All entries are to be quoted exactly; the images stay out of the copy.

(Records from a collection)
•••

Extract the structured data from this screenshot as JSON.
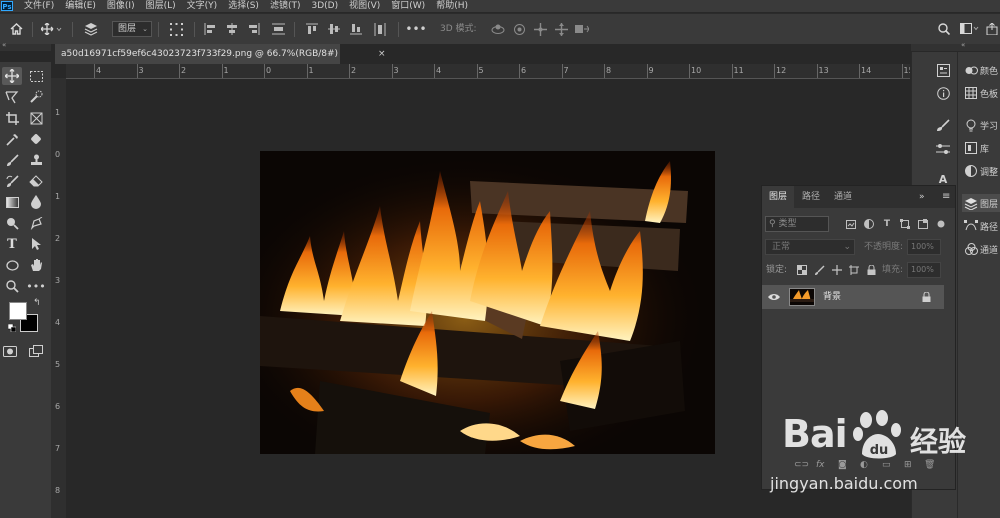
{
  "app": {
    "logo": "Ps"
  },
  "menu": [
    "文件(F)",
    "编辑(E)",
    "图像(I)",
    "图层(L)",
    "文字(Y)",
    "选择(S)",
    "滤镜(T)",
    "3D(D)",
    "视图(V)",
    "窗口(W)",
    "帮助(H)"
  ],
  "options": {
    "auto_select_target": "图层",
    "mode_3d_label": "3D 模式:",
    "icons": [
      "home-icon",
      "move-tool-icon",
      "layer-stack-icon",
      "transform-controls-icon",
      "align-left-icon",
      "align-center-icon",
      "align-right-icon",
      "distribute-icon",
      "align-top-icon",
      "align-middle-icon",
      "align-bottom-icon",
      "distribute-vertical-icon",
      "more-icon",
      "orbit-3d-icon",
      "roll-3d-icon",
      "pan-3d-icon",
      "slide-3d-icon",
      "scale-3d-icon",
      "search-icon",
      "workspace-icon",
      "share-icon"
    ]
  },
  "document": {
    "tab_title": "a50d16971cf59ef6c43023723f733f29.png @ 66.7%(RGB/8#) *",
    "close": "×"
  },
  "rulers": {
    "horizontal": [
      "4",
      "3",
      "2",
      "1",
      "0",
      "1",
      "2",
      "3",
      "4",
      "5",
      "6",
      "7",
      "8",
      "9",
      "10",
      "11",
      "12",
      "13",
      "14",
      "15"
    ],
    "vertical": [
      "1",
      "0",
      "1",
      "2",
      "3",
      "4",
      "5",
      "6",
      "7",
      "8"
    ]
  },
  "tools": [
    "move-tool",
    "marquee-tool",
    "lasso-tool",
    "quick-select-tool",
    "crop-tool",
    "frame-tool",
    "eyedropper-tool",
    "healing-brush-tool",
    "brush-tool",
    "clone-stamp-tool",
    "history-brush-tool",
    "eraser-tool",
    "gradient-tool",
    "blur-tool",
    "dodge-tool",
    "pen-tool",
    "type-tool",
    "path-select-tool",
    "ellipse-tool",
    "hand-tool",
    "zoom-tool",
    "more-tools",
    "quick-mask",
    "screen-mode"
  ],
  "colors": {
    "foreground": "#ffffff",
    "background": "#000000",
    "ui_bg": "#3a3a3a",
    "canvas_bg": "#282828"
  },
  "right_panels": {
    "labels": [
      {
        "icon": "color-icon",
        "label": "颜色"
      },
      {
        "icon": "swatches-icon",
        "label": "色板"
      },
      {
        "icon": "learn-icon",
        "label": "学习"
      },
      {
        "icon": "libraries-icon",
        "label": "库"
      },
      {
        "icon": "adjustments-icon",
        "label": "调整"
      },
      {
        "icon": "layers-icon",
        "label": "图层"
      },
      {
        "icon": "paths-icon",
        "label": "路径"
      },
      {
        "icon": "channels-icon",
        "label": "通道"
      }
    ]
  },
  "layers_panel": {
    "tabs": [
      "图层",
      "路径",
      "通道"
    ],
    "search_placeholder": "类型",
    "blend_mode": "正常",
    "opacity_label": "不透明度:",
    "opacity_value": "100%",
    "lock_label": "锁定:",
    "fill_label": "填充:",
    "fill_value": "100%",
    "layers": [
      {
        "name": "背景",
        "visible": true,
        "locked": true
      }
    ],
    "footer": [
      "链接",
      "fx",
      "蒙版",
      "调整",
      "组",
      "新建",
      "删除"
    ]
  },
  "watermark": {
    "logo_text": "Bai",
    "cn_text": "经验",
    "url": "jingyan.baidu.com"
  }
}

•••

RESPONSE:
Extract the structured data from this screenshot as JSON.
{
  "app": {
    "logo": "Ps"
  },
  "menu": [
    "文件(F)",
    "编辑(E)",
    "图像(I)",
    "图层(L)",
    "文字(Y)",
    "选择(S)",
    "滤镜(T)",
    "3D(D)",
    "视图(V)",
    "窗口(W)",
    "帮助(H)"
  ],
  "options": {
    "auto_select_target": "图层",
    "mode_3d_label": "3D 模式:",
    "icons": [
      "home-icon",
      "move-tool-icon",
      "layer-stack-icon",
      "transform-controls-icon",
      "align-left-icon",
      "align-center-icon",
      "align-right-icon",
      "distribute-icon",
      "align-top-icon",
      "align-middle-icon",
      "align-bottom-icon",
      "distribute-vertical-icon",
      "more-icon",
      "orbit-3d-icon",
      "roll-3d-icon",
      "pan-3d-icon",
      "slide-3d-icon",
      "scale-3d-icon",
      "search-icon",
      "workspace-icon",
      "share-icon"
    ]
  },
  "document": {
    "tab_title": "a50d16971cf59ef6c43023723f733f29.png @ 66.7%(RGB/8#) *",
    "close": "×"
  },
  "rulers": {
    "horizontal": [
      "4",
      "3",
      "2",
      "1",
      "0",
      "1",
      "2",
      "3",
      "4",
      "5",
      "6",
      "7",
      "8",
      "9",
      "10",
      "11",
      "12",
      "13",
      "14",
      "15"
    ],
    "vertical": [
      "1",
      "0",
      "1",
      "2",
      "3",
      "4",
      "5",
      "6",
      "7",
      "8"
    ]
  },
  "tools": [
    "move-tool",
    "marquee-tool",
    "lasso-tool",
    "quick-select-tool",
    "crop-tool",
    "frame-tool",
    "eyedropper-tool",
    "healing-brush-tool",
    "brush-tool",
    "clone-stamp-tool",
    "history-brush-tool",
    "eraser-tool",
    "gradient-tool",
    "blur-tool",
    "dodge-tool",
    "pen-tool",
    "type-tool",
    "path-select-tool",
    "ellipse-tool",
    "hand-tool",
    "zoom-tool",
    "more-tools",
    "quick-mask",
    "screen-mode"
  ],
  "colors": {
    "foreground": "#ffffff",
    "background": "#000000",
    "ui_bg": "#3a3a3a",
    "canvas_bg": "#282828"
  },
  "right_panels": {
    "labels": [
      {
        "icon": "color-icon",
        "label": "颜色"
      },
      {
        "icon": "swatches-icon",
        "label": "色板"
      },
      {
        "icon": "learn-icon",
        "label": "学习"
      },
      {
        "icon": "libraries-icon",
        "label": "库"
      },
      {
        "icon": "adjustments-icon",
        "label": "调整"
      },
      {
        "icon": "layers-icon",
        "label": "图层"
      },
      {
        "icon": "paths-icon",
        "label": "路径"
      },
      {
        "icon": "channels-icon",
        "label": "通道"
      }
    ]
  },
  "layers_panel": {
    "tabs": [
      "图层",
      "路径",
      "通道"
    ],
    "search_placeholder": "类型",
    "blend_mode": "正常",
    "opacity_label": "不透明度:",
    "opacity_value": "100%",
    "lock_label": "锁定:",
    "fill_label": "填充:",
    "fill_value": "100%",
    "layers": [
      {
        "name": "背景",
        "visible": true,
        "locked": true
      }
    ],
    "footer": [
      "链接",
      "fx",
      "蒙版",
      "调整",
      "组",
      "新建",
      "删除"
    ]
  },
  "watermark": {
    "logo_text": "Bai",
    "cn_text": "经验",
    "url": "jingyan.baidu.com"
  }
}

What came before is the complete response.